(Element data from apps and pages)
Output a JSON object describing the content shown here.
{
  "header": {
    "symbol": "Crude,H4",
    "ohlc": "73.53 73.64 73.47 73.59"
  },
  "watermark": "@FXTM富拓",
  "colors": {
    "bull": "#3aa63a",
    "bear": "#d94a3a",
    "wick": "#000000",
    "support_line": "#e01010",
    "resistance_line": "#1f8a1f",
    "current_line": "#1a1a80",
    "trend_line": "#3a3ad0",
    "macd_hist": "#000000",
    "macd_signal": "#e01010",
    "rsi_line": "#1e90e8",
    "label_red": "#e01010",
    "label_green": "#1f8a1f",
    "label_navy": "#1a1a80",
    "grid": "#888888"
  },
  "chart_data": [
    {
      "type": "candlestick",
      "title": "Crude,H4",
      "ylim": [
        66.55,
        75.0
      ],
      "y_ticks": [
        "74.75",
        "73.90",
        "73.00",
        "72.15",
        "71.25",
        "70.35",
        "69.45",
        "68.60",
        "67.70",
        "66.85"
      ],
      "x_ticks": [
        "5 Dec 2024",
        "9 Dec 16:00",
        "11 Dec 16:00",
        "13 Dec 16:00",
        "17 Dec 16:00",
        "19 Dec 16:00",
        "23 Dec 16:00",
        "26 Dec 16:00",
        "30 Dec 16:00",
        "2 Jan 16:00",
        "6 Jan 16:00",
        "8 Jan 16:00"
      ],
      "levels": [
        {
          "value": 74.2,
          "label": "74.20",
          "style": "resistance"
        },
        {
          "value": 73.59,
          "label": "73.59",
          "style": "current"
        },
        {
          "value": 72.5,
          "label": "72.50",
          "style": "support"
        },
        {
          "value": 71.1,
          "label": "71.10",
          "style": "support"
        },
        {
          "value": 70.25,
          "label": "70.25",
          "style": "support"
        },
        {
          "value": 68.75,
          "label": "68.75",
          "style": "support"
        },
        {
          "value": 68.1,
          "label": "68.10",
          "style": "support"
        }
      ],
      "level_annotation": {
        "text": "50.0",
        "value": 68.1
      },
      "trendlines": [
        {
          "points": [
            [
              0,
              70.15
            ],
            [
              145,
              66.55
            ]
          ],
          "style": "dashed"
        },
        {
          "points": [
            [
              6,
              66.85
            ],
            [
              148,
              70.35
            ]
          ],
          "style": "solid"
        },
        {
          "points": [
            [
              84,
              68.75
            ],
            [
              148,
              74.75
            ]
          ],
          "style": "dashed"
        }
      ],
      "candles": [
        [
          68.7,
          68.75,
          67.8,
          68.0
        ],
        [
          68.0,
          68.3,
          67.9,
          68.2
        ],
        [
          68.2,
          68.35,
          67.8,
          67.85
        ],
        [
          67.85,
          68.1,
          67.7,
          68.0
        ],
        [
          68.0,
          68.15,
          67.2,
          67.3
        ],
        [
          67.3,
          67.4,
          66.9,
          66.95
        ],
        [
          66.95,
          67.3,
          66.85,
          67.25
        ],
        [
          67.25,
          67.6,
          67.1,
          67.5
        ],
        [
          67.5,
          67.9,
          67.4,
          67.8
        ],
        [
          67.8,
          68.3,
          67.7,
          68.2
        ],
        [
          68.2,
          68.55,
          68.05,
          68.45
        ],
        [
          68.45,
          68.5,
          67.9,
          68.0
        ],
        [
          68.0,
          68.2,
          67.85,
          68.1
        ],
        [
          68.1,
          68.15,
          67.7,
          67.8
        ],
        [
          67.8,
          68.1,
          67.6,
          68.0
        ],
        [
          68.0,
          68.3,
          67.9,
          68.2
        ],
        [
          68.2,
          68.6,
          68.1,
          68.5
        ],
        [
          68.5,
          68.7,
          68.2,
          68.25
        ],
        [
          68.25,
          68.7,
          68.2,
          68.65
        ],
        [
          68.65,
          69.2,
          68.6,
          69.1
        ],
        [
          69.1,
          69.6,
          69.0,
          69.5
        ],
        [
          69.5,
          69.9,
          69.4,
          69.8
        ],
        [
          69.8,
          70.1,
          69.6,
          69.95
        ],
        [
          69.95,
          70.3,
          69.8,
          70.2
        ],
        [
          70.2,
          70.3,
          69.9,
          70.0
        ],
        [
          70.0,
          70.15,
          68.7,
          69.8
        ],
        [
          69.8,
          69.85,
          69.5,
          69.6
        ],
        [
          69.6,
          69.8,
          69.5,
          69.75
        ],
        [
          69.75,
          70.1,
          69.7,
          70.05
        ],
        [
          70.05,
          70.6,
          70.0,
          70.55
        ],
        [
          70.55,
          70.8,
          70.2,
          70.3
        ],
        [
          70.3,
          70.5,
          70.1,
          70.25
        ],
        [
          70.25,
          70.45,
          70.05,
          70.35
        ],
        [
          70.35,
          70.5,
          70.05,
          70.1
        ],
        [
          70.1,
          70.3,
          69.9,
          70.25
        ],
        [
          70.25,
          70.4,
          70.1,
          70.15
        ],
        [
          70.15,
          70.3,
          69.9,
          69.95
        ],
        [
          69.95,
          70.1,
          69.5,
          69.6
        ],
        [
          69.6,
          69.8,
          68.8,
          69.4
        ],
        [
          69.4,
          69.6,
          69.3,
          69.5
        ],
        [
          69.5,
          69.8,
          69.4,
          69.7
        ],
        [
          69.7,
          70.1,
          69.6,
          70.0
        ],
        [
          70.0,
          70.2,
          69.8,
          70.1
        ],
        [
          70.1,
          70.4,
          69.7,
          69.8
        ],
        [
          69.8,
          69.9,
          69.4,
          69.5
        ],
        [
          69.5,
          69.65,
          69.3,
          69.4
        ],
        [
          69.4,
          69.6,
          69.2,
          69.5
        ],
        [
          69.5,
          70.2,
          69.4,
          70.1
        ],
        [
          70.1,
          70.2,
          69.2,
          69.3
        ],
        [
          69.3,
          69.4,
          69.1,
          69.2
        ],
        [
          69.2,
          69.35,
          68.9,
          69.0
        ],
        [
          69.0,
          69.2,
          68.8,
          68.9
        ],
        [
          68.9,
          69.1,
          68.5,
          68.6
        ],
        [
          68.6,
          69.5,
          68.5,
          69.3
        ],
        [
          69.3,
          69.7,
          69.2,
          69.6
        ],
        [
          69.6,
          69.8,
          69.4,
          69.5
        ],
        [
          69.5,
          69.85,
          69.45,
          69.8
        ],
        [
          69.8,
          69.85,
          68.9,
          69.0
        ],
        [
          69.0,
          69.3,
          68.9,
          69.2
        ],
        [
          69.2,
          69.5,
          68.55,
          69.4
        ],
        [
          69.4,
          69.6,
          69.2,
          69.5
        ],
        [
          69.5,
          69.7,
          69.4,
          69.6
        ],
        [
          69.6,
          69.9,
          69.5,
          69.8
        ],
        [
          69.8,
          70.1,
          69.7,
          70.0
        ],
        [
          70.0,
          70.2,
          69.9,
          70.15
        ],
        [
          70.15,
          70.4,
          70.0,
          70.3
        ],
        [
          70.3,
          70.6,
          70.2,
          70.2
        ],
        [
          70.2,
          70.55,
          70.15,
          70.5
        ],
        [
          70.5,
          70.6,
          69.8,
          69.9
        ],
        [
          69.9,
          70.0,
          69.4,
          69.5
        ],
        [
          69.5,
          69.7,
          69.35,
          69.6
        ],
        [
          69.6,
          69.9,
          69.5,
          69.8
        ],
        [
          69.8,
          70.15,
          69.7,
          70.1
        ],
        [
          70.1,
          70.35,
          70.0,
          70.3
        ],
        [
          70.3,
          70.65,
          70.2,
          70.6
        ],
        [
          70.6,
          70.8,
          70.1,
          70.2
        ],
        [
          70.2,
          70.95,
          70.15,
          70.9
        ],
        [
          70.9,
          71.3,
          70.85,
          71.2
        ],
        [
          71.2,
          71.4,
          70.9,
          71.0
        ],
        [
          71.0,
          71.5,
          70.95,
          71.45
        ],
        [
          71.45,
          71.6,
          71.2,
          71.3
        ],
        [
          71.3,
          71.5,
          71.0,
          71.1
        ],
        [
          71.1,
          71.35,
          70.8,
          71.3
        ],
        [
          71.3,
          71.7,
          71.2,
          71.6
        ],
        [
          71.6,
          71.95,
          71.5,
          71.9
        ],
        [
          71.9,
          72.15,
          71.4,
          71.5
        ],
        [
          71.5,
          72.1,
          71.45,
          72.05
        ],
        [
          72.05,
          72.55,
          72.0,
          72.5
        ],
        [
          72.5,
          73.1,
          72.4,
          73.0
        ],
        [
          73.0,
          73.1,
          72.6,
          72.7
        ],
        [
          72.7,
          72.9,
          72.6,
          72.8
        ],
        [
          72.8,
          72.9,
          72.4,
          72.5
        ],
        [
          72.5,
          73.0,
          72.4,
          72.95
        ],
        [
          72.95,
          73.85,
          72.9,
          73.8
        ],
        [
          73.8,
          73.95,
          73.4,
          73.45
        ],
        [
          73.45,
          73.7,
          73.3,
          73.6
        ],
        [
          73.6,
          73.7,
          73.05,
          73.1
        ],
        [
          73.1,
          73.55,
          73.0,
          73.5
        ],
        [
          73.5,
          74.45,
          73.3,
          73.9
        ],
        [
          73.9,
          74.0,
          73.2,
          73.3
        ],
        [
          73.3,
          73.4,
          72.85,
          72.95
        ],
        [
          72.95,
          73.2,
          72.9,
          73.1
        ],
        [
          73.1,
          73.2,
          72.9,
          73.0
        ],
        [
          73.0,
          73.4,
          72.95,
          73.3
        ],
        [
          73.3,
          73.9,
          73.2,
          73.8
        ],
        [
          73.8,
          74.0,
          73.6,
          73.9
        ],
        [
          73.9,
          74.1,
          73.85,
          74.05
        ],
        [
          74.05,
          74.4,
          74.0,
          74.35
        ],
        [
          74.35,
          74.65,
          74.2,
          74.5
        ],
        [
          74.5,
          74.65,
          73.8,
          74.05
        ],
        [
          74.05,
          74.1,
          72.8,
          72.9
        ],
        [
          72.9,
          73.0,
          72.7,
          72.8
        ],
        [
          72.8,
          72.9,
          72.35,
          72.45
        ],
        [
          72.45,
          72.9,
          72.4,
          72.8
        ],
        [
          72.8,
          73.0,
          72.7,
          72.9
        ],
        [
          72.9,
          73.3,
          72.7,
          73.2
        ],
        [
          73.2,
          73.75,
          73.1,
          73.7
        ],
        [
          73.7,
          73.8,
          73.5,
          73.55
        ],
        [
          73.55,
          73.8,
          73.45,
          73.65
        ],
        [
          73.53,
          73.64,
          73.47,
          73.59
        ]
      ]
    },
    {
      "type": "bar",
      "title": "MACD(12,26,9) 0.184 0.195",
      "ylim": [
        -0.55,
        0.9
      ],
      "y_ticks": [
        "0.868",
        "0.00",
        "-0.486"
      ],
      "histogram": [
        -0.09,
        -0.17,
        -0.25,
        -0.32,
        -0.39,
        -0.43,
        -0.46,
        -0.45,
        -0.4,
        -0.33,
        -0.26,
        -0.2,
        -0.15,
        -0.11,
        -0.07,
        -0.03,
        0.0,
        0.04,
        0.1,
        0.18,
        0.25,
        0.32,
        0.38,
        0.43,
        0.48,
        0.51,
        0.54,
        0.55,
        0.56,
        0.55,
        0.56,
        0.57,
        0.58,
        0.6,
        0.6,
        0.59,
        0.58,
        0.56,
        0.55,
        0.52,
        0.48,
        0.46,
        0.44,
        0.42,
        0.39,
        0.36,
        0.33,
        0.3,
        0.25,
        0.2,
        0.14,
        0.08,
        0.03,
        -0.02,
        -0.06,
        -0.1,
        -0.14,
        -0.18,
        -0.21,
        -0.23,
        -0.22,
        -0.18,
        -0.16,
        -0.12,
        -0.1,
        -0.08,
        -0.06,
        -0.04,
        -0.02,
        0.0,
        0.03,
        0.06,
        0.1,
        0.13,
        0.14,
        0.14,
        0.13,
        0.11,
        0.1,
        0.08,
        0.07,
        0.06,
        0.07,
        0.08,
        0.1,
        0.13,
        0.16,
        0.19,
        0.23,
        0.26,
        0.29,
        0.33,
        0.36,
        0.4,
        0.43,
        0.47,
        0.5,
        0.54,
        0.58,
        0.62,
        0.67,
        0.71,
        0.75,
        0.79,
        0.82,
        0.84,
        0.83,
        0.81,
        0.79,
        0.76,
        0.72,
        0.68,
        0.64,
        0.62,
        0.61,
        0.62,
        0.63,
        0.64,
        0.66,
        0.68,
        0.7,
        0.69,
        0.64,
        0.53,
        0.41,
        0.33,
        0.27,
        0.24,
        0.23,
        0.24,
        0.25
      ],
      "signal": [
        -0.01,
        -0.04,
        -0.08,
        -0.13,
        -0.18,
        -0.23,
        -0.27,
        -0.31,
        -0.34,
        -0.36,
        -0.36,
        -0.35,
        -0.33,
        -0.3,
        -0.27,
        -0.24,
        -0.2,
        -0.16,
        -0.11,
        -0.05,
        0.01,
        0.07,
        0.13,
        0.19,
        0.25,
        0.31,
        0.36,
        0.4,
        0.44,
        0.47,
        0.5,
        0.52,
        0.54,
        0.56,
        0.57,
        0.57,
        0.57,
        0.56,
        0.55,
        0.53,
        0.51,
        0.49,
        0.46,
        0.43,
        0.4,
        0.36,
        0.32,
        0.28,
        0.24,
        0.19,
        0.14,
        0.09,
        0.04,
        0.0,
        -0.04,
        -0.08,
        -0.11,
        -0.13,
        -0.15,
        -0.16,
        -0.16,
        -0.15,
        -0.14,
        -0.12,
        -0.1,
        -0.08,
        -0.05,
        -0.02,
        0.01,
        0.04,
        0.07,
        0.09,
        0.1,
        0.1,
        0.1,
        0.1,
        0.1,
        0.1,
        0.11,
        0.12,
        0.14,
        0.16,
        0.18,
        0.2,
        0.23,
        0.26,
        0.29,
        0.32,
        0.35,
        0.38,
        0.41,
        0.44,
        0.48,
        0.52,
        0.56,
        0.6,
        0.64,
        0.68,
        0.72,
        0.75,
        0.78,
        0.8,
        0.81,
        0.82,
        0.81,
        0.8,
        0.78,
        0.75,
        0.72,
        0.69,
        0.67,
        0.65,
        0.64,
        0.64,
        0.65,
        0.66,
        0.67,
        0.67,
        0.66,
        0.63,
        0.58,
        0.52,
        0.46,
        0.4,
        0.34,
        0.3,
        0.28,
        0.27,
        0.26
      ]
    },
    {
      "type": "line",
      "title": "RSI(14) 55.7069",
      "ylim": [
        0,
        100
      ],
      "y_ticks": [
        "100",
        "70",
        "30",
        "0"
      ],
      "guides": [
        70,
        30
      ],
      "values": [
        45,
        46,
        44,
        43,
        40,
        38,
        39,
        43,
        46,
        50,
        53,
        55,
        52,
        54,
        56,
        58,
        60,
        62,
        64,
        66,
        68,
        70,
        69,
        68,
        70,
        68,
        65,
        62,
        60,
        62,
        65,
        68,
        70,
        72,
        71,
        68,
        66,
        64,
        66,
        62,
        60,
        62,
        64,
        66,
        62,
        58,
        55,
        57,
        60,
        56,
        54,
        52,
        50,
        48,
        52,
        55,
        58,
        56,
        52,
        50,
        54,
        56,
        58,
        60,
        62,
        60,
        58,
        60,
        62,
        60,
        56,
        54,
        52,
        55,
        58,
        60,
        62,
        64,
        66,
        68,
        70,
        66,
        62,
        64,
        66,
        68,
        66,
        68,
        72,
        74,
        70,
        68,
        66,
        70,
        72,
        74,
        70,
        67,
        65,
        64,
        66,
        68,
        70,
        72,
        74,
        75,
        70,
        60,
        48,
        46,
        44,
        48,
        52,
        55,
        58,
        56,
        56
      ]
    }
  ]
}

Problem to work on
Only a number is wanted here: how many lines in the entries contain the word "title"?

Response area
3